Early this year a Newark-based law firm, Sills Cummis, began to contemplate recruiting top lawyers from larger firms. What they found: Attorneys working in Princeton did not want to commute to Newark.
So Sills Cummis decided to open a second office in Princeton.
Meanwhile, just last month, a national firm with offices in both Newark and Princeton, Reed Smith, met the challenge of recruiting to Newark in a different way. Reed Smith says it will close its Newark office and transfer the attorneys to existing offices in either Manhattan or Princeton Forrestal Village (U.S. 1, October 4).
Score so far: Princeton 2, Newark O.
Wednesday, November 1, is the formal opening for the 20,000 square-foot Sills Cummis office at 650 College Road. It took one wing of the top floor, subleasing half of the space formerly occupied by Hale & Dorr.
Among the attorneys there will be some of Reed Smith’s heavy hitters, including Paul H. Shur, now chair of the Sills Cummis banking and finance practice group, best known for representing national and regional banks on large lending matters. Also leaving Reed Smith’s Forrestal Village office and moving down College Road to the Forrestal Center are three attorneys who are ‘of counsel’: Scott C. Pyfer, James A. Dempsey, and Charles N. Panzer.
Five Newark-based Sills partners will spend significant time in Princeton. Max Crane, a corporate attorney, and Ted Zangari, a land use and real estate specialist, will split their time between Princeton and Newark. Ensconced full-time on College Road will be three partners: Thomas Jay Hall, Kevin J. Moore, and Brian S. Coven. (Moore and Hall live in the area.) Robert Kasuba, an associate, will also work in Princeton.
“We were targeting good lawyers who would complement our existing strong practice areas,” says Crane, deputy managing partner of Sills Cummis. Princeton-area commerce is largely in the same areas in which Sills is strong: banking, health care, hospital, and biotech/life sciences.
Crane also aims to attract attorneys who, lured by a national firm’s promises of big-name clients, find that their New Jersey offices are being left out of the action.
Sills Cummis was founded in 1971 by Arthur Sill, who was attorney general under Governor Hughes, and Clive Cummis, a prominent statewide lawyer. It stayed in Newark, says Crane, on the theory that the best way for lawyers to interact with each other was in a central office.
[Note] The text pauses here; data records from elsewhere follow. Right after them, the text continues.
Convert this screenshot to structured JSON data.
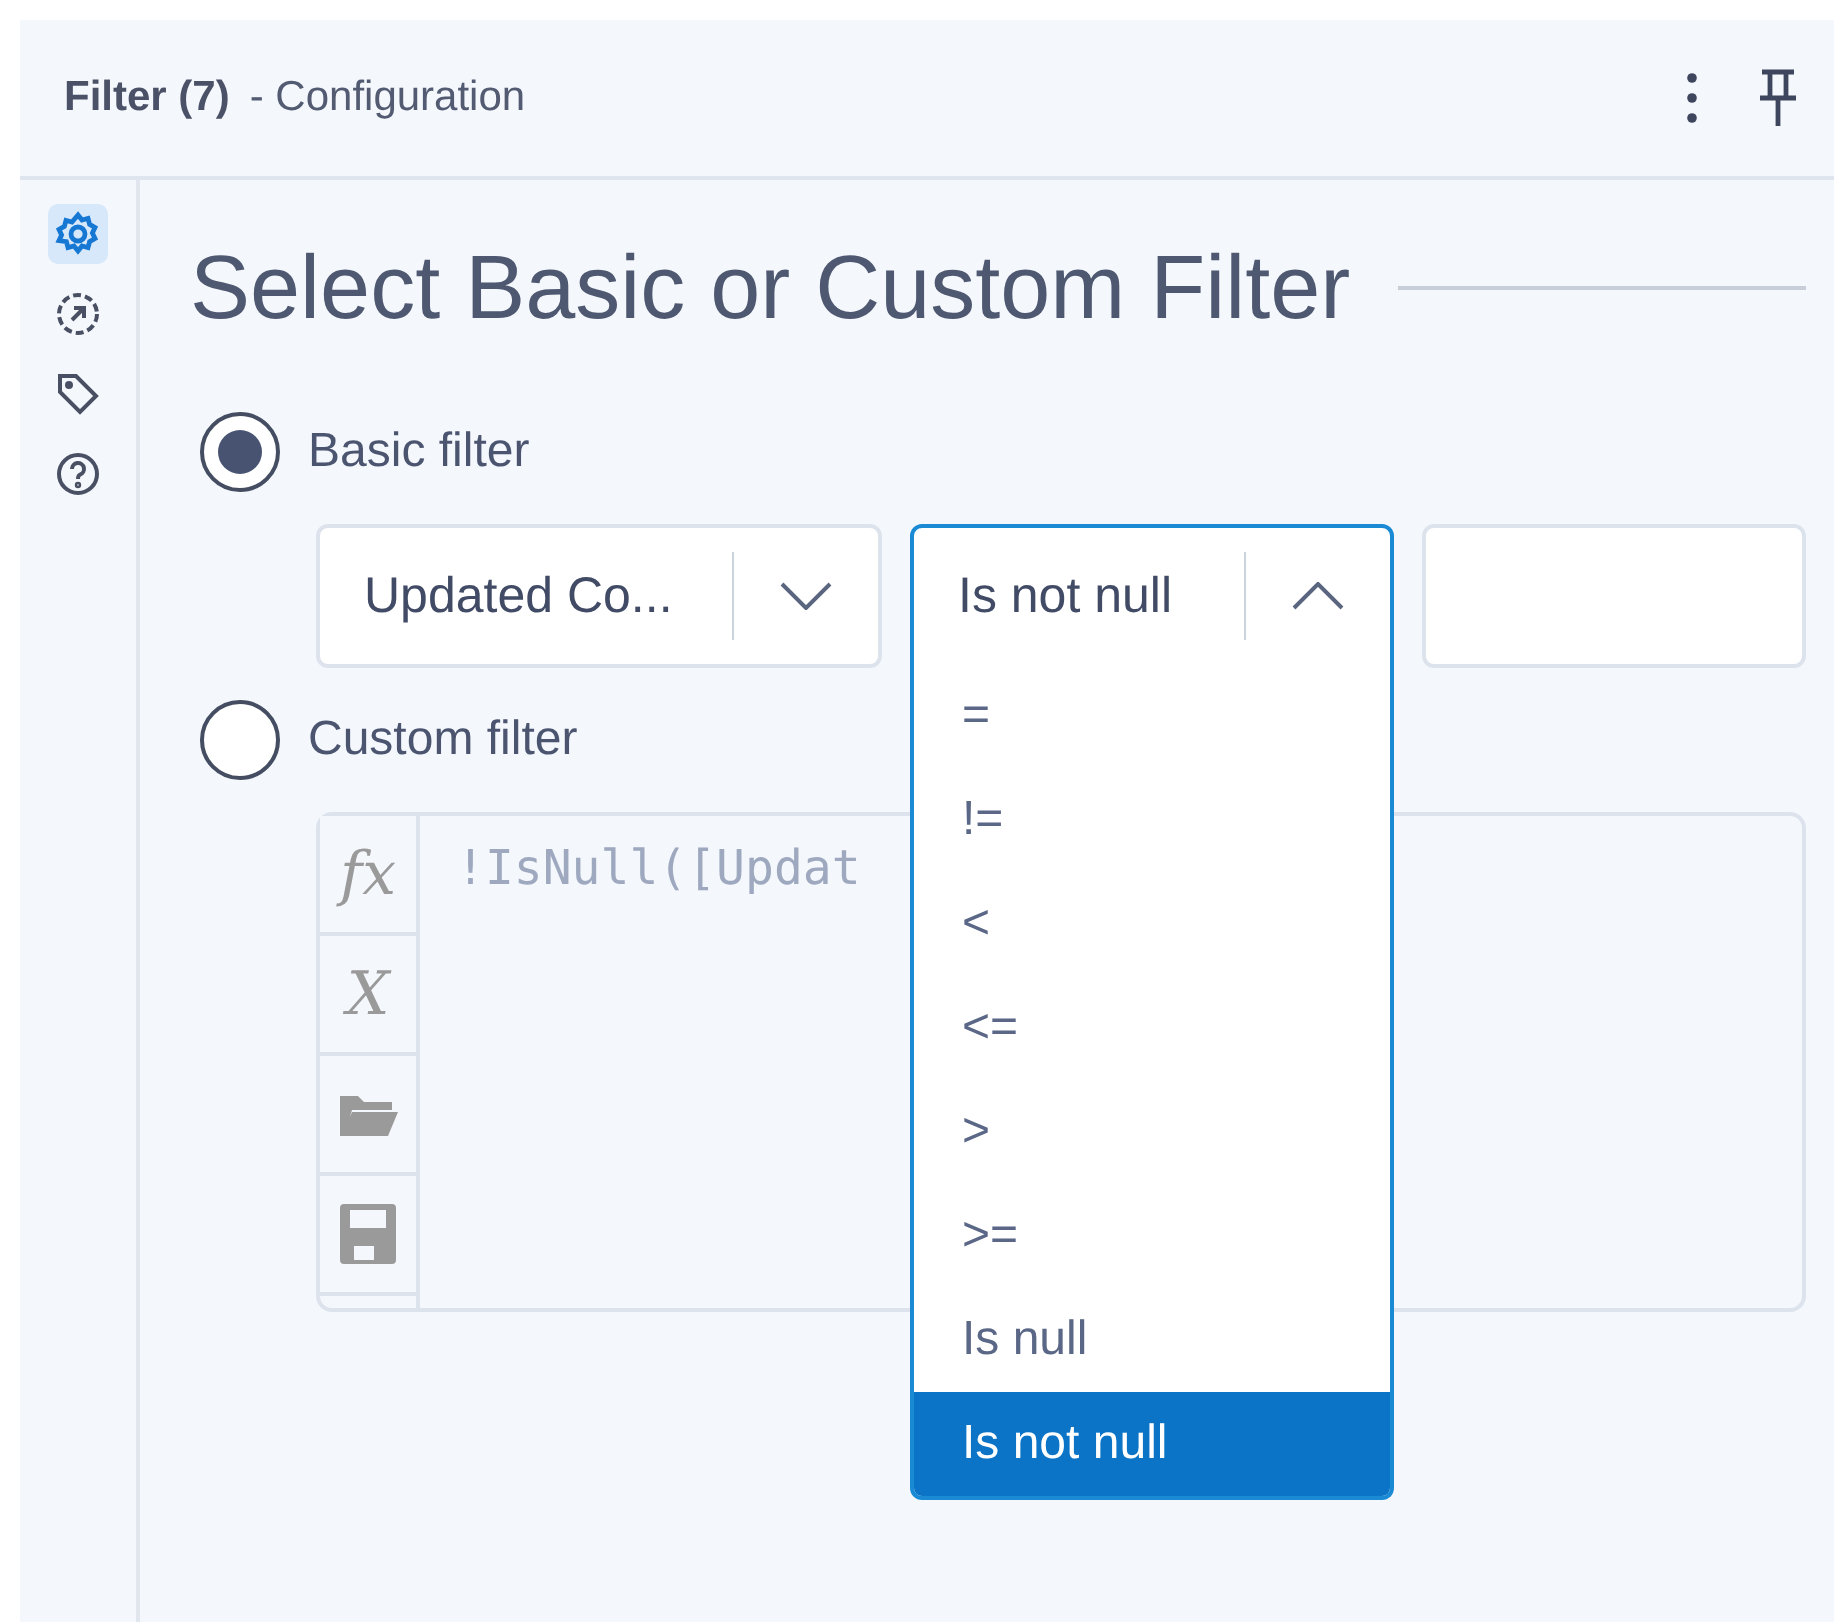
{
  "header": {
    "title": "Filter (7)",
    "subtitle": "- Configuration"
  },
  "rail": [
    {
      "kind": "gear",
      "selected": true
    },
    {
      "kind": "arrow",
      "selected": false
    },
    {
      "kind": "tag",
      "selected": false
    },
    {
      "kind": "help",
      "selected": false
    }
  ],
  "heading": "Select Basic or Custom Filter",
  "options": [
    {
      "label": "Basic filter",
      "selected": true
    },
    {
      "label": "Custom filter",
      "selected": false
    }
  ],
  "basic": {
    "field": "Updated Co...",
    "operator": "Is not null",
    "expanded": true
  },
  "operators": [
    {
      "label": "=",
      "selected": false
    },
    {
      "label": "!=",
      "selected": false
    },
    {
      "label": "<",
      "selected": false
    },
    {
      "label": "<=",
      "selected": false
    },
    {
      "label": ">",
      "selected": false
    },
    {
      "label": ">=",
      "selected": false
    },
    {
      "label": "Is null",
      "selected": false
    },
    {
      "label": "Is not null",
      "selected": true
    }
  ],
  "editor": {
    "text": "!IsNull([Updat",
    "tools": [
      {
        "kind": "text",
        "label": "fx"
      },
      {
        "kind": "text",
        "label": "X"
      },
      {
        "kind": "folder"
      },
      {
        "kind": "save"
      }
    ]
  }
}
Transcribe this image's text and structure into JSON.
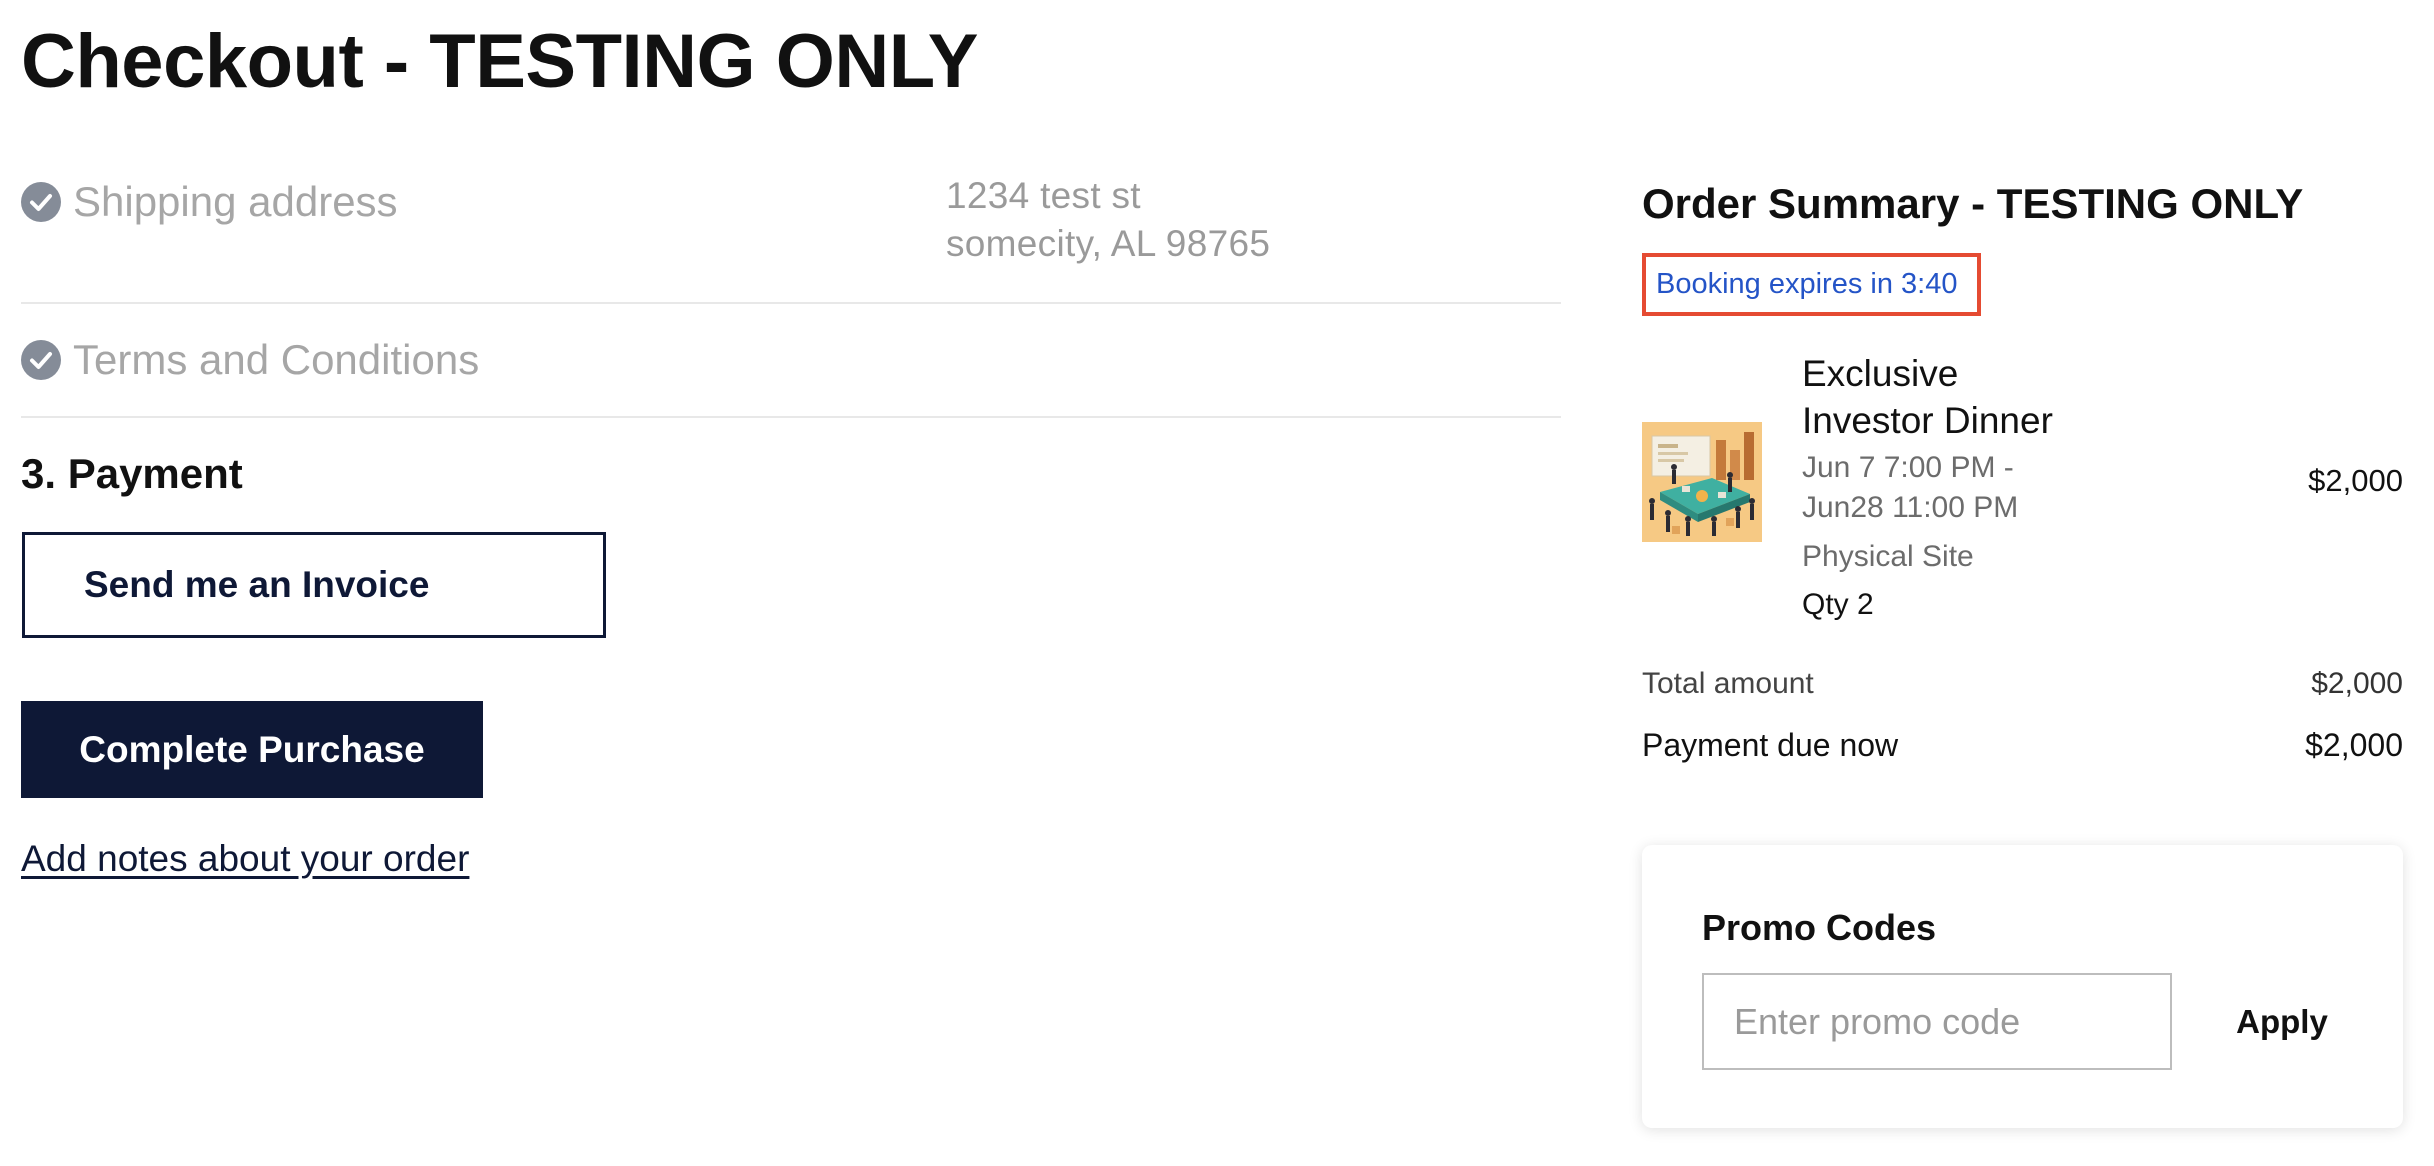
{
  "page": {
    "title": "Checkout - TESTING ONLY"
  },
  "steps": {
    "shipping": {
      "label": "Shipping address",
      "status": "complete",
      "address_line1": "1234 test st",
      "address_line2": "somecity, AL 98765"
    },
    "terms": {
      "label": "Terms and Conditions",
      "status": "complete"
    },
    "payment": {
      "heading": "3. Payment",
      "invoice_button": "Send me an Invoice",
      "complete_button": "Complete Purchase",
      "notes_link": "Add notes about your order"
    }
  },
  "summary": {
    "title": "Order Summary - TESTING ONLY",
    "timer_prefix": "Booking expires in ",
    "timer_value": "3:40",
    "timer_text": "Booking expires in 3:40",
    "item": {
      "name_line1": "Exclusive",
      "name_line2": "Investor Dinner",
      "dates_line1": "Jun 7 7:00 PM -",
      "dates_line2": "Jun28 11:00 PM",
      "location": "Physical Site",
      "quantity": "Qty 2",
      "price": "$2,000",
      "thumbnail_icon": "event-illustration"
    },
    "total_label": "Total amount",
    "total_value": "$2,000",
    "due_label": "Payment due now",
    "due_value": "$2,000"
  },
  "promo": {
    "title": "Promo Codes",
    "placeholder": "Enter promo code",
    "apply_label": "Apply"
  },
  "colors": {
    "primary": "#0e1836",
    "check_gray": "#858c98",
    "timer_border": "#e54b32",
    "timer_text": "#2454c7",
    "muted_text": "#a6a6a6"
  }
}
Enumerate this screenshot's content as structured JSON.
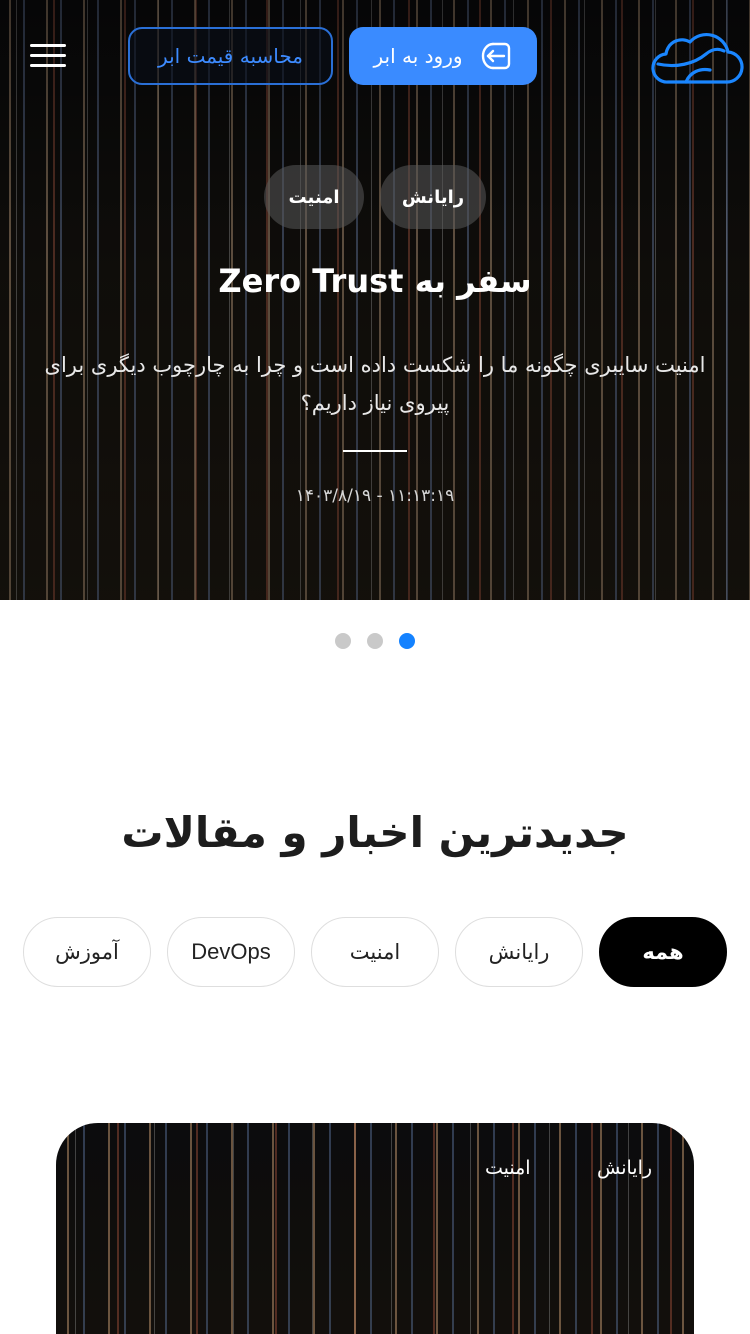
{
  "header": {
    "login_label": "ورود به ابر",
    "calc_label": "محاسبه قیمت ابر",
    "logo_icon": "cloud-logo-icon",
    "menu_icon": "hamburger-menu-icon",
    "login_icon": "login-arrow-icon",
    "accent_color": "#3a8bff"
  },
  "hero": {
    "chips": [
      "رایانش",
      "امنیت"
    ],
    "title": "سفر به Zero Trust",
    "subtitle": "امنیت سایبری چگونه ما را شکست داده است و چرا به چارچوب دیگری برای پیروی نیاز داریم؟",
    "date": "۱۴۰۳/۸/۱۹ - ۱۱:۱۳:۱۹"
  },
  "carousel": {
    "total_slides": 3,
    "active_index": 3,
    "active_color": "#1482ff",
    "inactive_color": "#c9c9c9"
  },
  "news": {
    "title": "جدیدترین اخبار و مقالات",
    "filters": [
      "همه",
      "رایانش",
      "امنیت",
      "DevOps",
      "آموزش"
    ],
    "active_filter": "همه"
  },
  "card": {
    "tags": [
      "رایانش",
      "امنیت"
    ]
  }
}
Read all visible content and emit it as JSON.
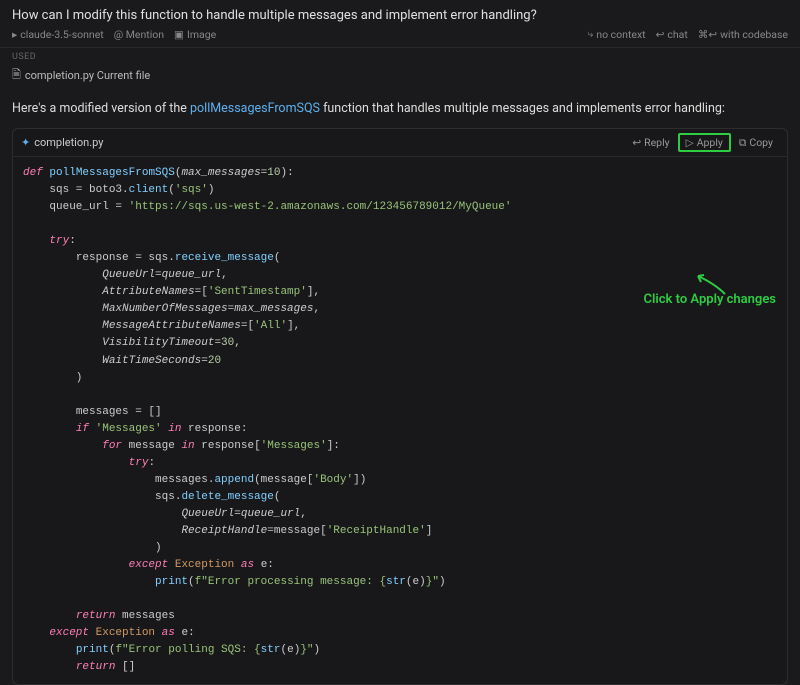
{
  "header": {
    "query": "How can I modify this function to handle multiple messages and implement error handling?",
    "model": "claude-3.5-sonnet",
    "mention": "@ Mention",
    "image": "Image",
    "no_context": "no context",
    "chat": "chat",
    "codebase": "with codebase"
  },
  "used": {
    "label": "USED",
    "file": "completion.py Current file"
  },
  "intro": {
    "prefix": "Here's a modified version of the ",
    "fn": "pollMessagesFromSQS",
    "suffix": " function that handles multiple messages and implements error handling:"
  },
  "code_header": {
    "file": "completion.py",
    "reply": "Reply",
    "apply": "Apply",
    "copy": "Copy"
  },
  "annotation": "Click to Apply changes",
  "code": {
    "def": "def",
    "fn_name": "pollMessagesFromSQS",
    "param1": "max_messages",
    "defv": "10",
    "l2a": "sqs = boto3.",
    "l2b": "client",
    "l2c": "'sqs'",
    "l3a": "queue_url = ",
    "l3b": "'https://sqs.us-west-2.amazonaws.com/123456789012/MyQueue'",
    "try": "try",
    "l5a": "response = sqs.",
    "l5b": "receive_message",
    "k_QueueUrl": "QueueUrl",
    "v_queue_url": "queue_url",
    "k_AttrNames": "AttributeNames",
    "v_SentTs": "'SentTimestamp'",
    "k_MaxNum": "MaxNumberOfMessages",
    "v_maxmsg": "max_messages",
    "k_MsgAttr": "MessageAttributeNames",
    "v_All": "'All'",
    "k_Vis": "VisibilityTimeout",
    "v_30": "30",
    "k_Wait": "WaitTimeSeconds",
    "v_20": "20",
    "l13": "messages = []",
    "if": "if",
    "l14a": "'Messages'",
    "in": "in",
    "l14b": " response:",
    "for": "for",
    "l15a": " message ",
    "l15b": " response[",
    "l15c": "'Messages'",
    "l15d": "]:",
    "l17a": "messages.",
    "l17b": "append",
    "l17c": "(message[",
    "l17d": "'Body'",
    "l17e": "])",
    "l18a": "sqs.",
    "l18b": "delete_message",
    "v_queue_url2": "queue_url",
    "k_Receipt": "ReceiptHandle",
    "l20a": "message[",
    "l20b": "'ReceiptHandle'",
    "l20c": "]",
    "except": "except",
    "Exception": "Exception",
    "as": "as",
    "e": "e",
    "l22a": "print",
    "l22b": "f\"Error processing message: {",
    "l22c": "str",
    "l22d": "e",
    "l22e": "}\"",
    "return": "return",
    "l24": " messages",
    "l26a": "print",
    "l26b": "f\"Error polling SQS: {",
    "l26c": "str",
    "l26d": "e",
    "l26e": "}\"",
    "l27": " []"
  }
}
At one point, when casino gambling came into the state, it had an office in Atlantic City.
Crane, who was president of his student government in high school in Fair Lawn, says he always knew he was interested in law, “but I didn’t have time for politics.” His father, an immigrant from Poland, worked in a textile factory. He graduated in 1973 from the University of Pennsylvania and went to Rutgers/Camden law school. He and his wife, an attorney with a practice in Montclair, have two daughters, and one of them is in law school.
As a corporate attorney Crane concentrates on mergers and acquisitions and finance. Hostile proxy contests, especially for Computer Horizons, have been his focus for the past couple of years.
Crane says that another half-dozen attorneys will join the Princeton office by the end of this year, and that in 2007 he plans to staff up to 30 attorneys.
Sills Cummis, 650 College Road East, Princeton 08540; 609-227-4600; fax, 609-
227-4646. Max Crane. www.sillscummis.com